Some have written on these pages against placing a proposed water bond on this November’s ballot. But any Republican interested in fostering and strengthening our state’s economy, business climate, and the quality of our drinking water needs to join me and place a comprehensive bond on this November’s ballot.
The bottom line is that our water crisis is real, and we need to get real about addressing it.
Even in the face of a daunting deficit, we can’t afford NOT to act on our water crisis immediately. Failure to act now could turn a crisis into a catastrophe. What are big problems today could become catastrophes tomorrow.
Water shortages have already forced farmers to let thousands of acres of crops die, resulting in millions in economic damages, thousands of lost jobs and less California-grown food that fuels our economy and feeds our families.
New economic growth has been stalled in regions like Riverside and elsewhere due to a lack of water. Farmers and businesses in my district are being forced to conserve – which slows their production and hurts our economy.
And the Delta is nearing physical and ecological collapse. A Federal Court cut water deliveries from the Bay-Delta 30% to protect the Smelt, and the physical infrastructure of the Delta will not survive and earthquake or flood. The Delta provides drinking water for 25 million Californians and 2.5 million acres of farmland. Southern California receives about 30% of its water from the delta.
Governor Schwarzenegger and Senator Feinstein have proposed water bond language that I believe serves as a strong foundation to finalize a bond for November. It includes funding to fix the Delta, rebuild and improve statewide and local water delivery infrastructure and – most important – funding for much needed water storage, both above and below-ground.
The bond also includes funding for environmental restoration, which some on this page have criticized. But let’s get real. Legislating is the art of negotiation and compromise. Any comprehensive bond will also need to address the issues that our colleagues on the other side of the aisle demand.
And this bond contains more funding for physical infrastructure, storage and actual new water than any other water bond in recent memory.

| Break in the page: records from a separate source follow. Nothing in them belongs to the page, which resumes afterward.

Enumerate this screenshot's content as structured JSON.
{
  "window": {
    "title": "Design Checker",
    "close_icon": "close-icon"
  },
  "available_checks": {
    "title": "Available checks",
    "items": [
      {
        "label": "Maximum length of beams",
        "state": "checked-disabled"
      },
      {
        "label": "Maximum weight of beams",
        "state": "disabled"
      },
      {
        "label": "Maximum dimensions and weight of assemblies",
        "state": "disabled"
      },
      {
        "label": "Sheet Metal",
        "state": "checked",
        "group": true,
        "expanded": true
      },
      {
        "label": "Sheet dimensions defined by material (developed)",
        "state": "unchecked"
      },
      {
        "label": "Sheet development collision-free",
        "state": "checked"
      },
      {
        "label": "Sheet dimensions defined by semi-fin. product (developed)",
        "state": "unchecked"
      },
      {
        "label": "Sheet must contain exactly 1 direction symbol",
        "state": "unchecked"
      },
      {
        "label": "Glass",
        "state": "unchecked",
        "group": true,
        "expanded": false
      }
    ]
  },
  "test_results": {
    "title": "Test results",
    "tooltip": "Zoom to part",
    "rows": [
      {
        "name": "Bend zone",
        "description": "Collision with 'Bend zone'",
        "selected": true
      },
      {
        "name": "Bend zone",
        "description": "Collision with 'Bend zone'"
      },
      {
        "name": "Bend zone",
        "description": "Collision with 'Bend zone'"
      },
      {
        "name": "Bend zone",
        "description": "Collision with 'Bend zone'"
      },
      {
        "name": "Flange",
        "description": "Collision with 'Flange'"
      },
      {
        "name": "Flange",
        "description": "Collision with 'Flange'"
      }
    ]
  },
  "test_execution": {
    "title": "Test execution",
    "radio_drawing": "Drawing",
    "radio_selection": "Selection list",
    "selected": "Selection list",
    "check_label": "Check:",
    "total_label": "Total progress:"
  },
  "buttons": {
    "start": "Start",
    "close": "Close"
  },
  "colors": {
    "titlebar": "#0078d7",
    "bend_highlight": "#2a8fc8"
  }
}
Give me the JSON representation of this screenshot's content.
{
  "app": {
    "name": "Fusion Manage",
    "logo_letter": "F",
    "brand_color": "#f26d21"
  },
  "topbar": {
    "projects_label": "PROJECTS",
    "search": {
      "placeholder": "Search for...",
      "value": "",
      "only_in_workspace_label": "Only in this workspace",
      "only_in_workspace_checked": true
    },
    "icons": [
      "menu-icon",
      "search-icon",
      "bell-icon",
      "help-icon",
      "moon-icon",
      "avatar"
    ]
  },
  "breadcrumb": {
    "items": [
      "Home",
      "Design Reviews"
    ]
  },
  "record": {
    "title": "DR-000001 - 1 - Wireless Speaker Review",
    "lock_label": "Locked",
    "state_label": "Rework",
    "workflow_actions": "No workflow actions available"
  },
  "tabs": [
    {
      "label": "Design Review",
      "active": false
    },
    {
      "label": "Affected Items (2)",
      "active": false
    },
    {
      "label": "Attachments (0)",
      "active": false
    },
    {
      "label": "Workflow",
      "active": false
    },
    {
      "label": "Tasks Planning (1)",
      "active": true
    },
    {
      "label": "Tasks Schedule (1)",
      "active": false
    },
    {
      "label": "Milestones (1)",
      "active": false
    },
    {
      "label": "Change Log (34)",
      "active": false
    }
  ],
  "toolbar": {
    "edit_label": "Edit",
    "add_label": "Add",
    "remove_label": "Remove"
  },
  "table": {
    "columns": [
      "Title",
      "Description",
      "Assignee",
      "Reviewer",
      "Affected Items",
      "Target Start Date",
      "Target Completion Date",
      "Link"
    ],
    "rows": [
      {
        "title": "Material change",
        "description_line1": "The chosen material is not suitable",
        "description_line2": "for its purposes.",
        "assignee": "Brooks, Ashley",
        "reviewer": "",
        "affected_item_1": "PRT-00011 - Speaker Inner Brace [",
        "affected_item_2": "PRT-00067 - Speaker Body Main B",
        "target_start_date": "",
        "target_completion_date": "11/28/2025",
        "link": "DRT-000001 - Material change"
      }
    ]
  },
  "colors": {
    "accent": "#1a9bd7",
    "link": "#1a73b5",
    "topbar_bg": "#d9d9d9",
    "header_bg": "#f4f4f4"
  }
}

The role of government is to provide the infrastructure needed to foster the quality of life of our residents, and to help our economy and businesses grow. If we fail to place a water bond on the November ballot, we’ve failed in our most basic responsibilities.